## PROBLEM STATEMENT
Every entry must be duplicated precisely as written.

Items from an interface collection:

= = =

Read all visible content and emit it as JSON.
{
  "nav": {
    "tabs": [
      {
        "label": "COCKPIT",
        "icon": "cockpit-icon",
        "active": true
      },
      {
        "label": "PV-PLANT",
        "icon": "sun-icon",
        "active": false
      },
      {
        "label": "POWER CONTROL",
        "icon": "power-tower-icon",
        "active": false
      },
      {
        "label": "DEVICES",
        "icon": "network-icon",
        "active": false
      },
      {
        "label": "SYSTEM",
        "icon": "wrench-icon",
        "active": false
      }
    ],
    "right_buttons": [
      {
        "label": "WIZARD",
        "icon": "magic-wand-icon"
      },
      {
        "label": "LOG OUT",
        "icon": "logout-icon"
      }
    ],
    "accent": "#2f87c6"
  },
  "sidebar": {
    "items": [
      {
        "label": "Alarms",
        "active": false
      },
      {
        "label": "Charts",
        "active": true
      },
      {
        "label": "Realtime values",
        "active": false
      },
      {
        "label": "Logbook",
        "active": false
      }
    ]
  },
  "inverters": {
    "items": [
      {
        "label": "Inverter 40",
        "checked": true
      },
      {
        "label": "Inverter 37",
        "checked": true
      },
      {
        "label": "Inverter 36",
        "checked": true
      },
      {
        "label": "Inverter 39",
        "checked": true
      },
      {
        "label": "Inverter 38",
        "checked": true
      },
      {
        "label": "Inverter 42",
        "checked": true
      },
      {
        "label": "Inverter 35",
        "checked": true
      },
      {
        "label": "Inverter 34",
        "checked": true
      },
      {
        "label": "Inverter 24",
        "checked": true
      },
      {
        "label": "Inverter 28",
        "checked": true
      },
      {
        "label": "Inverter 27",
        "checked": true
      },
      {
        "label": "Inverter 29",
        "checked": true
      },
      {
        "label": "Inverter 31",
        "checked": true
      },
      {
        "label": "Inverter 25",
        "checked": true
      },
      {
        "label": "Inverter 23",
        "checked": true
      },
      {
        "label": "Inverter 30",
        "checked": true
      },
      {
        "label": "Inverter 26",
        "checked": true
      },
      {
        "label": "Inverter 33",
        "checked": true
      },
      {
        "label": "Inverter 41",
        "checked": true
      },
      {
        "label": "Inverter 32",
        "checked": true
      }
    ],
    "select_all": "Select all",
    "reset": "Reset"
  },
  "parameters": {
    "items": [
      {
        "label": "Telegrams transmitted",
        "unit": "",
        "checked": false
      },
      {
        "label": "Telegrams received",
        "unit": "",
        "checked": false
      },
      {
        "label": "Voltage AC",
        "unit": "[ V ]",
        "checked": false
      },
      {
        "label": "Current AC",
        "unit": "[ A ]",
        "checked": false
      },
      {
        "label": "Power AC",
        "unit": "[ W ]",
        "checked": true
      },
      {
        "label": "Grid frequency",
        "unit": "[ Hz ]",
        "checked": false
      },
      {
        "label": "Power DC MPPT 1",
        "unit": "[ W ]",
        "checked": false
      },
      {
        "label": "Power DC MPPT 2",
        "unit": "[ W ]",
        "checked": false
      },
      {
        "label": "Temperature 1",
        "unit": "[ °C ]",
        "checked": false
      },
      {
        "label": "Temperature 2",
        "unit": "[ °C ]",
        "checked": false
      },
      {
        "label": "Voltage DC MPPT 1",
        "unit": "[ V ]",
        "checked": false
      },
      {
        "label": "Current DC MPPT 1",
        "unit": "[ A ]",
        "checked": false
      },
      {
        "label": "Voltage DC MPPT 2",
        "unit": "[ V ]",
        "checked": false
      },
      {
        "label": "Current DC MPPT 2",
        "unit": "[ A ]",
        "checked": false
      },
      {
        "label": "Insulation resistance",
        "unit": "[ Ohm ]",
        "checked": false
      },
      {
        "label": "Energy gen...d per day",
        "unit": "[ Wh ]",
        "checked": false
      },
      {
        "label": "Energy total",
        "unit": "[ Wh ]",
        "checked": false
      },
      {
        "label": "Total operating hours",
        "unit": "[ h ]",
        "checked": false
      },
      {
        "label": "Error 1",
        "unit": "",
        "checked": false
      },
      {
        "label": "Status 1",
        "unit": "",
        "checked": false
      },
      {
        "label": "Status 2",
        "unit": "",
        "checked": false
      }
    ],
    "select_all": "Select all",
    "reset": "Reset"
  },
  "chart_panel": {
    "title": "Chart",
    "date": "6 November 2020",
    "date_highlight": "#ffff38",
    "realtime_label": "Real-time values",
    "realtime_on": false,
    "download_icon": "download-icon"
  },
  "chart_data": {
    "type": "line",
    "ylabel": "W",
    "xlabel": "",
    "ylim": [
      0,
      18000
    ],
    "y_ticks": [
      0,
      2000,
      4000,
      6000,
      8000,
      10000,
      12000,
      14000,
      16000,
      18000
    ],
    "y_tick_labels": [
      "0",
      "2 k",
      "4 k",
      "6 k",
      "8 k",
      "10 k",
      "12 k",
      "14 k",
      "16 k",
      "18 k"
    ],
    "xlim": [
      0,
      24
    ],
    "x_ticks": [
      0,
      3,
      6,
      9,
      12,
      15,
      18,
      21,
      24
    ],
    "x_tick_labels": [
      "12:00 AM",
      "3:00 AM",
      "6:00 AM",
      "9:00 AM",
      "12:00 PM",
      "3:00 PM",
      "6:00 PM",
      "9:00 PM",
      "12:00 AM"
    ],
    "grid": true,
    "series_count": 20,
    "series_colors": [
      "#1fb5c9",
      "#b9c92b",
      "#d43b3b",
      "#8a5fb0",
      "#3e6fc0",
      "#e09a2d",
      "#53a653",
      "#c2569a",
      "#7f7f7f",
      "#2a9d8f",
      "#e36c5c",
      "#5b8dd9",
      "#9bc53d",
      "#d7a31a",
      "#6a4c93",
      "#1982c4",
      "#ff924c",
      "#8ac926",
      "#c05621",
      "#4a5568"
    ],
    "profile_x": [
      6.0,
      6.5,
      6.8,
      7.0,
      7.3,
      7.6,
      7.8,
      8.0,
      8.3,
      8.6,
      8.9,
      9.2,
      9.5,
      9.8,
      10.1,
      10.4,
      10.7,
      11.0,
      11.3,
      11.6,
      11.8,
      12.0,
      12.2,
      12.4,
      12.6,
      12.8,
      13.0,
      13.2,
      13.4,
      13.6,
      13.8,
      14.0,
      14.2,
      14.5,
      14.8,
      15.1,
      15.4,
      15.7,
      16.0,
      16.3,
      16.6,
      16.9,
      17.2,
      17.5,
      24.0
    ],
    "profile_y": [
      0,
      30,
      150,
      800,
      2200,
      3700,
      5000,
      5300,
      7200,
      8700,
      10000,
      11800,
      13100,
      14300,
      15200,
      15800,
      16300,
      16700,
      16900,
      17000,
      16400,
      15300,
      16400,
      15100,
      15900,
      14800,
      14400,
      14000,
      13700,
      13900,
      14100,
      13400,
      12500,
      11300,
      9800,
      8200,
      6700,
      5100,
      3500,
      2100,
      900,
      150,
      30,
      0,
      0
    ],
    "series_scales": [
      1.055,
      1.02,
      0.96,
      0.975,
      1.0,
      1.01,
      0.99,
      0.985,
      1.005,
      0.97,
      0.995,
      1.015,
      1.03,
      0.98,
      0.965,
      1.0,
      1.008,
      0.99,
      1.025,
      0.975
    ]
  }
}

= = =

## SOLUTION BELOW
Read all visible content and emit it as JSON.
{
  "nav": {
    "tabs": [
      {
        "label": "COCKPIT",
        "icon": "cockpit-icon",
        "active": true
      },
      {
        "label": "PV-PLANT",
        "icon": "sun-icon",
        "active": false
      },
      {
        "label": "POWER CONTROL",
        "icon": "power-tower-icon",
        "active": false
      },
      {
        "label": "DEVICES",
        "icon": "network-icon",
        "active": false
      },
      {
        "label": "SYSTEM",
        "icon": "wrench-icon",
        "active": false
      }
    ],
    "right_buttons": [
      {
        "label": "WIZARD",
        "icon": "magic-wand-icon"
      },
      {
        "label": "LOG OUT",
        "icon": "logout-icon"
      }
    ],
    "accent": "#2f87c6"
  },
  "sidebar": {
    "items": [
      {
        "label": "Alarms",
        "active": false
      },
      {
        "label": "Charts",
        "active": true
      },
      {
        "label": "Realtime values",
        "active": false
      },
      {
        "label": "Logbook",
        "active": false
      }
    ]
  },
  "inverters": {
    "items": [
      {
        "label": "Inverter 40",
        "checked": true
      },
      {
        "label": "Inverter 37",
        "checked": true
      },
      {
        "label": "Inverter 36",
        "checked": true
      },
      {
        "label": "Inverter 39",
        "checked": true
      },
      {
        "label": "Inverter 38",
        "checked": true
      },
      {
        "label": "Inverter 42",
        "checked": true
      },
      {
        "label": "Inverter 35",
        "checked": true
      },
      {
        "label": "Inverter 34",
        "checked": true
      },
      {
        "label": "Inverter 24",
        "checked": true
      },
      {
        "label": "Inverter 28",
        "checked": true
      },
      {
        "label": "Inverter 27",
        "checked": true
      },
      {
        "label": "Inverter 29",
        "checked": true
      },
      {
        "label": "Inverter 31",
        "checked": true
      },
      {
        "label": "Inverter 25",
        "checked": true
      },
      {
        "label": "Inverter 23",
        "checked": true
      },
      {
        "label": "Inverter 30",
        "checked": true
      },
      {
        "label": "Inverter 26",
        "checked": true
      },
      {
        "label": "Inverter 33",
        "checked": true
      },
      {
        "label": "Inverter 41",
        "checked": true
      },
      {
        "label": "Inverter 32",
        "checked": true
      }
    ],
    "select_all": "Select all",
    "reset": "Reset"
  },
  "parameters": {
    "items": [
      {
        "label": "Telegrams transmitted",
        "unit": "",
        "checked": false
      },
      {
        "label": "Telegrams received",
        "unit": "",
        "checked": false
      },
      {
        "label": "Voltage AC",
        "unit": "[ V ]",
        "checked": false
      },
      {
        "label": "Current AC",
        "unit": "[ A ]",
        "checked": false
      },
      {
        "label": "Power AC",
        "unit": "[ W ]",
        "checked": true
      },
      {
        "label": "Grid frequency",
        "unit": "[ Hz ]",
        "checked": false
      },
      {
        "label": "Power DC MPPT 1",
        "unit": "[ W ]",
        "checked": false
      },
      {
        "label": "Power DC MPPT 2",
        "unit": "[ W ]",
        "checked": false
      },
      {
        "label": "Temperature 1",
        "unit": "[ °C ]",
        "checked": false
      },
      {
        "label": "Temperature 2",
        "unit": "[ °C ]",
        "checked": false
      },
      {
        "label": "Voltage DC MPPT 1",
        "unit": "[ V ]",
        "checked": false
      },
      {
        "label": "Current DC MPPT 1",
        "unit": "[ A ]",
        "checked": false
      },
      {
        "label": "Voltage DC MPPT 2",
        "unit": "[ V ]",
        "checked": false
      },
      {
        "label": "Current DC MPPT 2",
        "unit": "[ A ]",
        "checked": false
      },
      {
        "label": "Insulation resistance",
        "unit": "[ Ohm ]",
        "checked": false
      },
      {
        "label": "Energy gen...d per day",
        "unit": "[ Wh ]",
        "checked": false
      },
      {
        "label": "Energy total",
        "unit": "[ Wh ]",
        "checked": false
      },
      {
        "label": "Total operating hours",
        "unit": "[ h ]",
        "checked": false
      },
      {
        "label": "Error 1",
        "unit": "",
        "checked": false
      },
      {
        "label": "Status 1",
        "unit": "",
        "checked": false
      },
      {
        "label": "Status 2",
        "unit": "",
        "checked": false
      }
    ],
    "select_all": "Select all",
    "reset": "Reset"
  },
  "chart_panel": {
    "title": "Chart",
    "date": "6 November 2020",
    "date_highlight": "#ffff38",
    "realtime_label": "Real-time values",
    "realtime_on": false,
    "download_icon": "download-icon"
  },
  "chart_data": {
    "type": "line",
    "ylabel": "W",
    "xlabel": "",
    "ylim": [
      0,
      18000
    ],
    "y_ticks": [
      0,
      2000,
      4000,
      6000,
      8000,
      10000,
      12000,
      14000,
      16000,
      18000
    ],
    "y_tick_labels": [
      "0",
      "2 k",
      "4 k",
      "6 k",
      "8 k",
      "10 k",
      "12 k",
      "14 k",
      "16 k",
      "18 k"
    ],
    "xlim": [
      0,
      24
    ],
    "x_ticks": [
      0,
      3,
      6,
      9,
      12,
      15,
      18,
      21,
      24
    ],
    "x_tick_labels": [
      "12:00 AM",
      "3:00 AM",
      "6:00 AM",
      "9:00 AM",
      "12:00 PM",
      "3:00 PM",
      "6:00 PM",
      "9:00 PM",
      "12:00 AM"
    ],
    "grid": true,
    "series_count": 20,
    "series_colors": [
      "#1fb5c9",
      "#b9c92b",
      "#d43b3b",
      "#8a5fb0",
      "#3e6fc0",
      "#e09a2d",
      "#53a653",
      "#c2569a",
      "#7f7f7f",
      "#2a9d8f",
      "#e36c5c",
      "#5b8dd9",
      "#9bc53d",
      "#d7a31a",
      "#6a4c93",
      "#1982c4",
      "#ff924c",
      "#8ac926",
      "#c05621",
      "#4a5568"
    ],
    "profile_x": [
      6.0,
      6.5,
      6.8,
      7.0,
      7.3,
      7.6,
      7.8,
      8.0,
      8.3,
      8.6,
      8.9,
      9.2,
      9.5,
      9.8,
      10.1,
      10.4,
      10.7,
      11.0,
      11.3,
      11.6,
      11.8,
      12.0,
      12.2,
      12.4,
      12.6,
      12.8,
      13.0,
      13.2,
      13.4,
      13.6,
      13.8,
      14.0,
      14.2,
      14.5,
      14.8,
      15.1,
      15.4,
      15.7,
      16.0,
      16.3,
      16.6,
      16.9,
      17.2,
      17.5,
      24.0
    ],
    "profile_y": [
      0,
      30,
      150,
      800,
      2200,
      3700,
      5000,
      5300,
      7200,
      8700,
      10000,
      11800,
      13100,
      14300,
      15200,
      15800,
      16300,
      16700,
      16900,
      17000,
      16400,
      15300,
      16400,
      15100,
      15900,
      14800,
      14400,
      14000,
      13700,
      13900,
      14100,
      13400,
      12500,
      11300,
      9800,
      8200,
      6700,
      5100,
      3500,
      2100,
      900,
      150,
      30,
      0,
      0
    ],
    "series_scales": [
      1.055,
      1.02,
      0.96,
      0.975,
      1.0,
      1.01,
      0.99,
      0.985,
      1.005,
      0.97,
      0.995,
      1.015,
      1.03,
      0.98,
      0.965,
      1.0,
      1.008,
      0.99,
      1.025,
      0.975
    ]
  }
}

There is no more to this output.